Syria opposition leader suggests transition plan
The outgoing leader of Syria's main opposition coalition Moaz al-Khatib has put forward a detailed plan for the transition of power.
Mr Khatib's proposal comes as opposition delegates begin three days of key talks in Istanbul.
The proposal stipulates that President Bashar al-Assad must leave office, a demand likely to be rejected by Mr Assad and his key backer, Russia.
The UN estimates at least 80,000 people have died in the uprising so far.
Mr Khatib's proposal calls for Mr Assad and his family to be given a safe exit if he stands down.
The Syrian president would have 20 days to accept the offer, under the terms of the initiative, which would then allow Mr Assad a further month to hand over power to his prime minister or vice president.
Mr Khatib was elected head of the National Coalition in November 2012 but is shortly to step down, having resigned in March.
However, Mr Assad has made clear that he has no intention of standing down, and indeed plans to stand in presidential elections in June 2014, the BBC's Jim Muir reports from Beirut.

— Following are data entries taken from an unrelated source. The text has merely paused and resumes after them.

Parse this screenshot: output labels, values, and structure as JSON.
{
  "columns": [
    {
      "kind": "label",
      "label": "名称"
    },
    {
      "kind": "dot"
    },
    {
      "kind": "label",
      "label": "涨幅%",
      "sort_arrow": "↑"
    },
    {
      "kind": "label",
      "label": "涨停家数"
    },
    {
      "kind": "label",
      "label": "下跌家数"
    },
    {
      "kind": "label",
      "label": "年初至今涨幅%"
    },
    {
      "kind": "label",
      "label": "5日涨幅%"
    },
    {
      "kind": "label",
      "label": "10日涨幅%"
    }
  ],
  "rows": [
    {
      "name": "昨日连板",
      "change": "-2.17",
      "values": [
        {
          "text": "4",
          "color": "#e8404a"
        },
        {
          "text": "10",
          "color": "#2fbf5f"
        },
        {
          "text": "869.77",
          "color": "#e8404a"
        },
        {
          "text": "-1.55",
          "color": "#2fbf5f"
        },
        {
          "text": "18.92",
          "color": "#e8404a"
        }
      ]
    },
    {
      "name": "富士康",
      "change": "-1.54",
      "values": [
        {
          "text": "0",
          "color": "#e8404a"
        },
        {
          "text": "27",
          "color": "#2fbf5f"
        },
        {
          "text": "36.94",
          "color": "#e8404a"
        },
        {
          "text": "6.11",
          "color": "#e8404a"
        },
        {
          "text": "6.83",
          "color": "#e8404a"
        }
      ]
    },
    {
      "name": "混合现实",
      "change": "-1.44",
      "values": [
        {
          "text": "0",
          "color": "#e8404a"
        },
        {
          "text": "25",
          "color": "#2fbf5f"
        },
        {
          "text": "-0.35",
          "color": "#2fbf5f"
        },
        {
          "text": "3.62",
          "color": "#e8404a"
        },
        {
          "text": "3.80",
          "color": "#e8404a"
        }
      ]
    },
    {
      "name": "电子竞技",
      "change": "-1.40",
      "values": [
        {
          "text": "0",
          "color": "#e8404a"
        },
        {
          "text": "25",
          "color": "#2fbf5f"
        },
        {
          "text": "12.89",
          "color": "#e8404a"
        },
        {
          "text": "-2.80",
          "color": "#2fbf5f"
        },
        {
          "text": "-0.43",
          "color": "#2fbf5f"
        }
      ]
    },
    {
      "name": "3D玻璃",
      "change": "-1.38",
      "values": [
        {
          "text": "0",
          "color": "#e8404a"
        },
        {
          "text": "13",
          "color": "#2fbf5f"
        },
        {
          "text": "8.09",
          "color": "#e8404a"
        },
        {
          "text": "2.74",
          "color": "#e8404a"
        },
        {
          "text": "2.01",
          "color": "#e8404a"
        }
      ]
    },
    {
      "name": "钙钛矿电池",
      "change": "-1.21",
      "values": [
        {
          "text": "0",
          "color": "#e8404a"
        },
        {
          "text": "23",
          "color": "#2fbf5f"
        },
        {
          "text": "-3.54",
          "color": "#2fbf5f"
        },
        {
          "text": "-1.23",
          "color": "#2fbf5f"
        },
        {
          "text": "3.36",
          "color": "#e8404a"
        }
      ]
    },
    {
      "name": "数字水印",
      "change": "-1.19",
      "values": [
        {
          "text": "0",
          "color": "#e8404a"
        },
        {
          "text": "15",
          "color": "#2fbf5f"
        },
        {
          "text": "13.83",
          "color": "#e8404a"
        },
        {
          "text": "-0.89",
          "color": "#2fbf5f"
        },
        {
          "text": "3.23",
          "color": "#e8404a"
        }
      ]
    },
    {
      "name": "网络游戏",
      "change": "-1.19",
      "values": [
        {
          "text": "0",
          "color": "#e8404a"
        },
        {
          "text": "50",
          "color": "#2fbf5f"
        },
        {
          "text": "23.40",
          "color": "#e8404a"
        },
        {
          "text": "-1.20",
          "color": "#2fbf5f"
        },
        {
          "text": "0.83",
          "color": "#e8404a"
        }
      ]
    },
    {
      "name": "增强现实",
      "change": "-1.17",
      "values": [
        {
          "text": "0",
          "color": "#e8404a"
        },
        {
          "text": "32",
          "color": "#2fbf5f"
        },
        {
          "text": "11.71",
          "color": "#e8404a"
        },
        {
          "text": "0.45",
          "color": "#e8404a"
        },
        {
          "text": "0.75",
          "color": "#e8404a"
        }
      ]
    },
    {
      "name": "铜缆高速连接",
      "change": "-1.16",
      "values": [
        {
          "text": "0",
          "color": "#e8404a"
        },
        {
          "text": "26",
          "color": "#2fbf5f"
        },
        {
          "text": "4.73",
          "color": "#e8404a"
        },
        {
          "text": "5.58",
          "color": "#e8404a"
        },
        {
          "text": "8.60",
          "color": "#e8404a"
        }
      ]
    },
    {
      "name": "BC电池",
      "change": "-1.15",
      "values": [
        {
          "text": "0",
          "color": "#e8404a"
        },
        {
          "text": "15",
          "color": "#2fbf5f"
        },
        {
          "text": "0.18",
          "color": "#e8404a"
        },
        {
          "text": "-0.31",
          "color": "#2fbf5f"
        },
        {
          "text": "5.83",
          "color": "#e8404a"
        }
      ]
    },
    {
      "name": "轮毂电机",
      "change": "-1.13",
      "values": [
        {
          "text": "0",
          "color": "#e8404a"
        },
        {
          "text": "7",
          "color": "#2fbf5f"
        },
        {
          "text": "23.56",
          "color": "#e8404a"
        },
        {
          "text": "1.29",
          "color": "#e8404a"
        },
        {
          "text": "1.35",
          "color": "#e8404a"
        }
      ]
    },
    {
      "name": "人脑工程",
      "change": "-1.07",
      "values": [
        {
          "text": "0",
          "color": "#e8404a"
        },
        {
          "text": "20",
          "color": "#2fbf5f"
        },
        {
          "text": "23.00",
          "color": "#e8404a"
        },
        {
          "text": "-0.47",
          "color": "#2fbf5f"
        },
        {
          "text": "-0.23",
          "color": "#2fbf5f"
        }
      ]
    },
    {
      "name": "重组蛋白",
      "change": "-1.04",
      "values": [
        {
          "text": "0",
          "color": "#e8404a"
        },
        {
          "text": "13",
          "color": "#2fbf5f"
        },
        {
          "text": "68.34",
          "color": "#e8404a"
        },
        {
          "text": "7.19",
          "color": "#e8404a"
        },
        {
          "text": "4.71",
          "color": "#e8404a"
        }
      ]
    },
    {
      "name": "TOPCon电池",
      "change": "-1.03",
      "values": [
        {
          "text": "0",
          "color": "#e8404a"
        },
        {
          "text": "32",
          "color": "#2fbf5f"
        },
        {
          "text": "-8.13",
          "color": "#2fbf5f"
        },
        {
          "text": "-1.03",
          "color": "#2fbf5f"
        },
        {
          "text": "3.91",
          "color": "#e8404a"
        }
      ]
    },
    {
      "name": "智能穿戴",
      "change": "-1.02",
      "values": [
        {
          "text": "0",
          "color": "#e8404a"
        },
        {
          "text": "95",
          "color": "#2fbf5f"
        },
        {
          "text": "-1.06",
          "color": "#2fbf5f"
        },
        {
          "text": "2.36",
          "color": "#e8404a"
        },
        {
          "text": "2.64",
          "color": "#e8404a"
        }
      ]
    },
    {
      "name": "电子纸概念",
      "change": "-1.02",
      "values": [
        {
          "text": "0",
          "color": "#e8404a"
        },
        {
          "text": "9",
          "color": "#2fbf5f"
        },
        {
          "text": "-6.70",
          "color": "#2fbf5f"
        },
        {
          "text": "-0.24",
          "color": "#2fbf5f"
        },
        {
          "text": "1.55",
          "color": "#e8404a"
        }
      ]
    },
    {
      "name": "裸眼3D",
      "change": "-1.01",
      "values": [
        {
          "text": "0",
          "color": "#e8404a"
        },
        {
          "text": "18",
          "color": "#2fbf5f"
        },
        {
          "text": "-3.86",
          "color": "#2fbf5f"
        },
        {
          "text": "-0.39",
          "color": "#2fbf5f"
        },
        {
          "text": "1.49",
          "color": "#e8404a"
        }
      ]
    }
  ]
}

The Russians and Americans have agreed to persuade the two sides in the Syrian conflict to attend a peace conference, possibly in Geneva next month. But can they deliver? Russia has praised what it called a "constructive response" from its ally, the Syrian government, which has said it's ready for dialogue without preconditions. But the Americans and the west are facing a tougher task with the Syrian opposition, which is divided and chaotic.
If all that's not enough to cast doubt over the international conference, a date for which has not yet been set, there are still clear differences between the Americans and the Russians themselves. The US Secretary of State, John Kerry, made it clear at a meeting of the Friends of Syria group in Amman that the opposition's backers will step up their support for the rebels if the conference doesn't deliver agreement on a transition of power to a new Syria in which there would be no place for President Assad and his associates. For the Russians, that smacks of dictating the outcome of a negotiation which they say should be left up to the Syrians themselves.
With Mr Assad's forces currently making some gains on the ground, he is clearly in no mood to concede defeat by what he regards as a foreign-backed conspiracy, our correspondent says.
The Syrian government, backed by Russia, has said it will not accept any preconditions for talks. However, the opposition leadership, largely made up of exiles, risks losing what little credibility it has inside Syria if they abandon the demand for Mr Assad to step down, he adds.Hezbollah involvement
The talks in Istanbul are aimed at revamping the own membership and leadership of the National Coalition for Syrian Revolutionary and Opposition Forces.
They come amid intensifying diplomatic manoeuvres to try to bring about an end to the conflict.
Also on Thursday, further reports emerged about the involvement of the Lebanese Shia militia Hezbollah in the conflict on the side of the regime.
A source close to Hezbollah told the AFP news agency that 75 fighters had died in Syria since late last year.
The UK-based activist group the Syria Observatory for Human Rights (SOHR) puts the figure of dead Hezbollah fighters even higher, at 104.
There have been reports of Hezbollah's involvement in the conflict for months but the militia has recently admitted sending fighters for the first time, in fighting over the key strategic town of Qusair.
The Local Co-ordination Committees, a network of activists in Syria, said 53 people had died in violence in Syria on Thursday.